> Action item
Take from the material every line that contains the word "review".

> Data for this task
|---|

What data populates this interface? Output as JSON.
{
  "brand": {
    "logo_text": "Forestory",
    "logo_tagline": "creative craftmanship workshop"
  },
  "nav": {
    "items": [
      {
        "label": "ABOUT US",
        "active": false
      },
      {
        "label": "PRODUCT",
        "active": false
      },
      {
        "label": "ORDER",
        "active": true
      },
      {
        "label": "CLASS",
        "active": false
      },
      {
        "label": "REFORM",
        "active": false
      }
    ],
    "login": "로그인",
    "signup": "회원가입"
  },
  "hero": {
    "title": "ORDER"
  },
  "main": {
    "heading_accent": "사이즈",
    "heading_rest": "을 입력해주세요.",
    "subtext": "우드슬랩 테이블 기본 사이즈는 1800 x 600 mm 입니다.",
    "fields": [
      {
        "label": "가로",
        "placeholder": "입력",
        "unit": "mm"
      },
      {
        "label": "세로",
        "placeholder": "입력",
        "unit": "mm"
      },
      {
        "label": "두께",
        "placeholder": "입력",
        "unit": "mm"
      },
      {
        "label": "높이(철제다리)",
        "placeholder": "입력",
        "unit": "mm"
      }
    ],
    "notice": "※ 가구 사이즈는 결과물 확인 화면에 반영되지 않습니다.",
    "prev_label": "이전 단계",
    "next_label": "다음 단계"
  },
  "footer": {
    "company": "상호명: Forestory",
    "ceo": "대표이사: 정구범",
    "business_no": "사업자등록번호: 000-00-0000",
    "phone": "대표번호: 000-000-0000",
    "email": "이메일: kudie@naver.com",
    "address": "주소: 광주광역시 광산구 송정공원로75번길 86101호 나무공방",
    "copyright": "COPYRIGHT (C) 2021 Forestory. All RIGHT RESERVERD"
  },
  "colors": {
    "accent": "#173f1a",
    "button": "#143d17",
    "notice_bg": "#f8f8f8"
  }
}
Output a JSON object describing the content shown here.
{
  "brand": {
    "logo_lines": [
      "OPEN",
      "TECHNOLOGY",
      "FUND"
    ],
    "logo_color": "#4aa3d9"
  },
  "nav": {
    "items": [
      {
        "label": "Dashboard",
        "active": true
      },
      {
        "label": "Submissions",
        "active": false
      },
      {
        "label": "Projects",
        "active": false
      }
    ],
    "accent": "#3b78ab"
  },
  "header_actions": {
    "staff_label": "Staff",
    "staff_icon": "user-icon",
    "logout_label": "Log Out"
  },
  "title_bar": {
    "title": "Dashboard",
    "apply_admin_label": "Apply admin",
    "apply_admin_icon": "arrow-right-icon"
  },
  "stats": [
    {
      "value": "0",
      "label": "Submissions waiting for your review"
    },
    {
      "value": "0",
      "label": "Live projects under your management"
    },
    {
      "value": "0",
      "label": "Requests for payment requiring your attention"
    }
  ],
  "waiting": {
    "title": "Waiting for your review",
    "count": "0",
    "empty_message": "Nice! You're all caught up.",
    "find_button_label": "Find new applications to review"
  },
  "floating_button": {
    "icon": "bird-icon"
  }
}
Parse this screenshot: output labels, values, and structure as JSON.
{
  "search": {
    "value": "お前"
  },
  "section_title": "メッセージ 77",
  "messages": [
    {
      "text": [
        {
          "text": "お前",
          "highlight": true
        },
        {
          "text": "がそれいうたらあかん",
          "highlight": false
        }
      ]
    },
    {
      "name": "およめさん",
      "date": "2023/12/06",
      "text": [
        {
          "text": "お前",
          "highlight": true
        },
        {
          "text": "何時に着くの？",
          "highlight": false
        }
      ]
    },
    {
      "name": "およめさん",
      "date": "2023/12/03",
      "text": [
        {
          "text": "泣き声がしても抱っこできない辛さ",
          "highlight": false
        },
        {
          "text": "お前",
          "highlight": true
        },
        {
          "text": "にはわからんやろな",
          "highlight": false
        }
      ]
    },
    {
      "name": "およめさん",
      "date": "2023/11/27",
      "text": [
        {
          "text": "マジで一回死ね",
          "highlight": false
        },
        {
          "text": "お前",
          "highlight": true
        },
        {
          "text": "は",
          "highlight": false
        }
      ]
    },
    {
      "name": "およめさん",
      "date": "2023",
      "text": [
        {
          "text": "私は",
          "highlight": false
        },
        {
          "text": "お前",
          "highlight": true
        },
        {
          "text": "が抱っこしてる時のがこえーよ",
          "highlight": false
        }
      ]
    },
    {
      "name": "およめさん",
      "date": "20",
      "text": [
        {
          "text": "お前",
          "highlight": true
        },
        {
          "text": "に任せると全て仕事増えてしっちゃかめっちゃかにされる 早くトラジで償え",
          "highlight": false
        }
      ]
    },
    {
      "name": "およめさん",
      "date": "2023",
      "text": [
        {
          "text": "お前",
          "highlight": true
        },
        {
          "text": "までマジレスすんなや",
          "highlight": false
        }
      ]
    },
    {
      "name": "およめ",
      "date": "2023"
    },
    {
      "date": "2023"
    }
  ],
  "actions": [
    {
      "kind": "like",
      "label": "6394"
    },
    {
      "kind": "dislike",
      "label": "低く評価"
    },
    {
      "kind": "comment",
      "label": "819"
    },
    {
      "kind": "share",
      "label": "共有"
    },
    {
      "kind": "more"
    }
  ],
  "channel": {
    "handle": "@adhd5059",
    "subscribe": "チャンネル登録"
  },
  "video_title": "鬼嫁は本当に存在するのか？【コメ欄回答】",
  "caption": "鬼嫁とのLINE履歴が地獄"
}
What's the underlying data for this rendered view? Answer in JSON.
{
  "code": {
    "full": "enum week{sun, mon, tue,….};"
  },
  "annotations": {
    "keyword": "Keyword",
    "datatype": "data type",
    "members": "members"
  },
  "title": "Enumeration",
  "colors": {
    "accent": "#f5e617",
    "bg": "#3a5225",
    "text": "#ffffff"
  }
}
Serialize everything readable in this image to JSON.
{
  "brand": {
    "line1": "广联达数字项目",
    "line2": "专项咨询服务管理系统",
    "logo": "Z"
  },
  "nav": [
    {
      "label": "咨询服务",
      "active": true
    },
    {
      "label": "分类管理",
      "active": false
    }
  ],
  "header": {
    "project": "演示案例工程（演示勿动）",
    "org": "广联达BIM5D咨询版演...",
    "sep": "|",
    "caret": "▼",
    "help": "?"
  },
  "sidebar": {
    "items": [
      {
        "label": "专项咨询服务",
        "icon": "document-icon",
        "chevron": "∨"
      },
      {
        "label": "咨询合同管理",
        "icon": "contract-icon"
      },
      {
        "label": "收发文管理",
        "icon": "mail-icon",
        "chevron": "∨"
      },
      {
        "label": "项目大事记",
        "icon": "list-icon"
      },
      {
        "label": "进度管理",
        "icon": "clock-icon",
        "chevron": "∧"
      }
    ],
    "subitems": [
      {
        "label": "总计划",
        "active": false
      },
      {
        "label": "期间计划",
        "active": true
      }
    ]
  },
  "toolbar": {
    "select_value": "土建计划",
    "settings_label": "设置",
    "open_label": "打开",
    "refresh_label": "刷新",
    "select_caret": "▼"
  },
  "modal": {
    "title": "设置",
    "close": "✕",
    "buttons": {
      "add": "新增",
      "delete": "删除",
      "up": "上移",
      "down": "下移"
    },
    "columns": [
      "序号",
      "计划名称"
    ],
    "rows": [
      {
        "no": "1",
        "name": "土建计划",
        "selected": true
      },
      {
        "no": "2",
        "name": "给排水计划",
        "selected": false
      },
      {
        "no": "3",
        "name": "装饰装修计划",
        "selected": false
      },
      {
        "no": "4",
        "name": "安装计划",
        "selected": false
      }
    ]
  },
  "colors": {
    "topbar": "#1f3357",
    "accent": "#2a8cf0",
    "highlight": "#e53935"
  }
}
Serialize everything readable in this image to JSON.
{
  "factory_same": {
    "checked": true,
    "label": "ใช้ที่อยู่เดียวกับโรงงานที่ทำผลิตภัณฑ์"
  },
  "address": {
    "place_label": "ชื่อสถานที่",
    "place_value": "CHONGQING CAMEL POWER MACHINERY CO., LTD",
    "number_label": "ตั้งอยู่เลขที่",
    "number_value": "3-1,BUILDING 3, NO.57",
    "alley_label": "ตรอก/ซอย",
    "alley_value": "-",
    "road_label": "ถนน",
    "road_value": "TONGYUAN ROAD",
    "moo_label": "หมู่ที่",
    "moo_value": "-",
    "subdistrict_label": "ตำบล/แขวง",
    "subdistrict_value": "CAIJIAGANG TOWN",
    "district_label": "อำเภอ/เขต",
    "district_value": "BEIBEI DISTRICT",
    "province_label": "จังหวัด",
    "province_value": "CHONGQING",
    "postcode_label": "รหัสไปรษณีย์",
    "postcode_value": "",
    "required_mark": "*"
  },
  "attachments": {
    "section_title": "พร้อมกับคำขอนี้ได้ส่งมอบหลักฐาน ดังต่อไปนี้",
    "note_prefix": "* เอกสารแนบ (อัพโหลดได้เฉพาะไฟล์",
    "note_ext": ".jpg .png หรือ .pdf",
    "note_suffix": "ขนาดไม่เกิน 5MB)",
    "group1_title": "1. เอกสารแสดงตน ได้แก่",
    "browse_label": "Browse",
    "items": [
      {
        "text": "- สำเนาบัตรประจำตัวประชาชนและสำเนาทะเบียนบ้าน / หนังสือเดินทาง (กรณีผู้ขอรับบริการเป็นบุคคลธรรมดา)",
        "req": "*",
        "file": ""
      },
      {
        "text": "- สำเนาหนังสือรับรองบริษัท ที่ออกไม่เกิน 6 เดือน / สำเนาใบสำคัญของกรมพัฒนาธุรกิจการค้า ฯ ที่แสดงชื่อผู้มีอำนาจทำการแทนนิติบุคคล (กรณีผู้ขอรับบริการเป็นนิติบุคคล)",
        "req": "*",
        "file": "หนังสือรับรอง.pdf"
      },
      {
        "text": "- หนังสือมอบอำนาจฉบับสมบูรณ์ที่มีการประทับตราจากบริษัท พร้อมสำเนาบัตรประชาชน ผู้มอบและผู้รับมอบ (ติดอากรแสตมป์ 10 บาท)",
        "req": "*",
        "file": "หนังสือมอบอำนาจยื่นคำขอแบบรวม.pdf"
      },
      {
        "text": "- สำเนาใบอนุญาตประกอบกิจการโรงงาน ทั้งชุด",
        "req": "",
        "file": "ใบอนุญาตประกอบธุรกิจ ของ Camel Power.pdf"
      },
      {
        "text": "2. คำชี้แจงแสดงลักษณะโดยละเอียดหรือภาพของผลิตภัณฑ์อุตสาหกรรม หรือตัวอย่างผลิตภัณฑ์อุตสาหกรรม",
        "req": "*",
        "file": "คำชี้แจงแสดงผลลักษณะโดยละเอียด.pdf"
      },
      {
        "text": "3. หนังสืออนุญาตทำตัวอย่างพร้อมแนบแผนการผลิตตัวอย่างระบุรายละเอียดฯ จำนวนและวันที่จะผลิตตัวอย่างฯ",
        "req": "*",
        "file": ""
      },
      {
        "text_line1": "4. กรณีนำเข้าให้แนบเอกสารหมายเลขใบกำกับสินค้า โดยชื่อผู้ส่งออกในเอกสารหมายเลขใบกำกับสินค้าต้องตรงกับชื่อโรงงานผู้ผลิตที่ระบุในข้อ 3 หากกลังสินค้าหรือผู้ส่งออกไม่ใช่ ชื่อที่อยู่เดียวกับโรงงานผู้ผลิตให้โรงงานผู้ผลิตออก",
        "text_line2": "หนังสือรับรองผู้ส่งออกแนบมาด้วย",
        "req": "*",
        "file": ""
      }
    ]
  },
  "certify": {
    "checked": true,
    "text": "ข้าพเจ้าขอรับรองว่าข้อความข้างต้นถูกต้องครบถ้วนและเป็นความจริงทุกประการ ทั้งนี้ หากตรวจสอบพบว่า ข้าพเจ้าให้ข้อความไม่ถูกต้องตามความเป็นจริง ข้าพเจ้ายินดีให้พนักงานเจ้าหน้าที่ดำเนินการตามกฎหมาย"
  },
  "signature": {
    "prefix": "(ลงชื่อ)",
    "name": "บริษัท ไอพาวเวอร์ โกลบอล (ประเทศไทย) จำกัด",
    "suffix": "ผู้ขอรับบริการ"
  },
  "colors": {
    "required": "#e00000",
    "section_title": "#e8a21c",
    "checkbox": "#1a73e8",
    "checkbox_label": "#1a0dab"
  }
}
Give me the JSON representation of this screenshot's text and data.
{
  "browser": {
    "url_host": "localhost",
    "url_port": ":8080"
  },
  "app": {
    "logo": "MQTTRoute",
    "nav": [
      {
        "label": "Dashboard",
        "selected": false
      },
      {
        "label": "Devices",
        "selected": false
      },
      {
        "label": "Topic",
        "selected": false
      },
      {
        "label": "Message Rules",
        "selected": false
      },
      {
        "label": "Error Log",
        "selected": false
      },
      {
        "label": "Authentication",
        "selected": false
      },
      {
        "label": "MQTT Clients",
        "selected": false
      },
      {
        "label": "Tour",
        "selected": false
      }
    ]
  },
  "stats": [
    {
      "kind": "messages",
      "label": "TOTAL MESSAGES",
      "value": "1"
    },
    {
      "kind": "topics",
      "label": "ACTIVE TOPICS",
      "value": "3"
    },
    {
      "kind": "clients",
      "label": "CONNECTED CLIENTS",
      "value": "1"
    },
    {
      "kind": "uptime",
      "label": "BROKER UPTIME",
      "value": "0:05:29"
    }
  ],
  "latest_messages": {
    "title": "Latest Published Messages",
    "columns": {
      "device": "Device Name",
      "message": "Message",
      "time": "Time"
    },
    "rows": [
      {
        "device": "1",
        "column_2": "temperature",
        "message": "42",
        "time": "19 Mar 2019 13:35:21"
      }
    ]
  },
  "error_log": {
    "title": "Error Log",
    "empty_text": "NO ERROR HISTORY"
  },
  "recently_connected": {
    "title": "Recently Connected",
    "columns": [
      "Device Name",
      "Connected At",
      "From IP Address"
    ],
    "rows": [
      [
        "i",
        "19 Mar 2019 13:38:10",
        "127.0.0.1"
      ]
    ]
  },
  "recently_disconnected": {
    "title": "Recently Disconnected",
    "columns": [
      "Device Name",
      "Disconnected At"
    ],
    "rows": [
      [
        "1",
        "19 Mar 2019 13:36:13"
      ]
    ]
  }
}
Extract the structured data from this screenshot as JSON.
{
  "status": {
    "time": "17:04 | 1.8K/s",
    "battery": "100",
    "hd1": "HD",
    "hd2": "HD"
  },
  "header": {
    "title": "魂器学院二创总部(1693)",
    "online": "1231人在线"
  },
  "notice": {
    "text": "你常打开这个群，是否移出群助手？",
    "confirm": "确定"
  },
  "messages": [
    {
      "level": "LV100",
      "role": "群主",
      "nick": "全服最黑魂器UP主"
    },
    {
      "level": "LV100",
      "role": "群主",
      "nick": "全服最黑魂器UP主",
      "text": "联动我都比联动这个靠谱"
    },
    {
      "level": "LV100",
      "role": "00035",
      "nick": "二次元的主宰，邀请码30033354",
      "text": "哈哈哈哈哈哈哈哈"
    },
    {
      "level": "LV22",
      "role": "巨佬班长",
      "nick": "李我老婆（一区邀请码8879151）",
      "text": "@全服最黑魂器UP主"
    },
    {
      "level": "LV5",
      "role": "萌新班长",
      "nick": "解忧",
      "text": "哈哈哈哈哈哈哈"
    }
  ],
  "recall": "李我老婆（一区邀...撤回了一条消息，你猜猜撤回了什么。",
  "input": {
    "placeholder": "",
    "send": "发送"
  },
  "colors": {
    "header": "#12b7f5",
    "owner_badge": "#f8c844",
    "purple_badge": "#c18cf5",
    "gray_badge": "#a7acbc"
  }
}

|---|

> Task answer
      "label": "Submissions waiting for your review"
    "title": "Waiting for your review",
    "find_button_label": "Find new applications to review"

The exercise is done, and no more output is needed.